While it might be customer names for one company it might be product names or numbers that are most relevant for another. All criteria that are relevant for later searches belong into the metadata scheme.

Check available metadata on a Mac

In the file header of each file, metadata is stored. This can easily be made visible on the Mac using the terminal.

All metadata in the file headers can automatically be imported into the metadata fields of the already mentioned P5 Archive. 

Here´s how to expose the metadata:

  1. Start “Terminal” in the folder “Utilities”
  2. Enter “mdls” (without curly quotes, short for metadata list)
  3. Put a blank behind
  4. Drag a media file (like a jpg file) into the terminal window to enter its path (a path can also be entered manually)
  5. Press “return” to see the list of available metadata of that file

Terminal Screenshot mdls.

Example of a metadata scheme

As real-world example I've used the P5 data management platform by Archiware. One product is P5 Archive, the module for file and media archiving. Within P5 Archive one can easily build an individual metadata schema that can contain text fields and menus. They can be searched later.

This way, locations, scene descriptions, involved persons, technical specifications and more can describe each file. Additionally media thumbnails, poster frames and proxy clips can be displayed for media files to allow visual browsing.

Since media archives and asset collections can reach a tremendous size, while each file might be accessed only rarely, archiving pays off. For the same reason LTO tape offers many benefits and reduces storage cost. It has a shelf life of decades and is extremely cheap. More on that later.

Example of an individual metadata schema in Archiware´s P5 Archive.Example of an individual metadata scheme in Archiware´s P5 Archive.

When filling metadata fields, consistency is crucial. Actually all files should use all metadata fields. This is the only way to find 100% of the relevant files in a later search.

As a consequence it is better to have less metadata fields that are filled consistently. Better to have 5 fields filled with all files than to have 25 fields that are only partially filled with input.
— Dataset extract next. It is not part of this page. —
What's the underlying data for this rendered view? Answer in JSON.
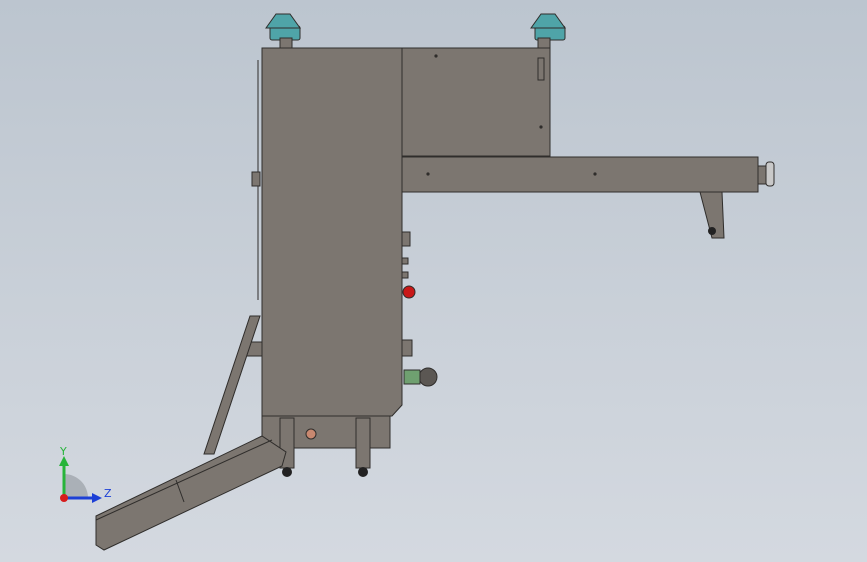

You can call this approach “modest metadata”. Foresight and sense of proportion are important.

A checklist can help building a cohesive archive.

Tags: Post & VFX computing Apps & Software archiving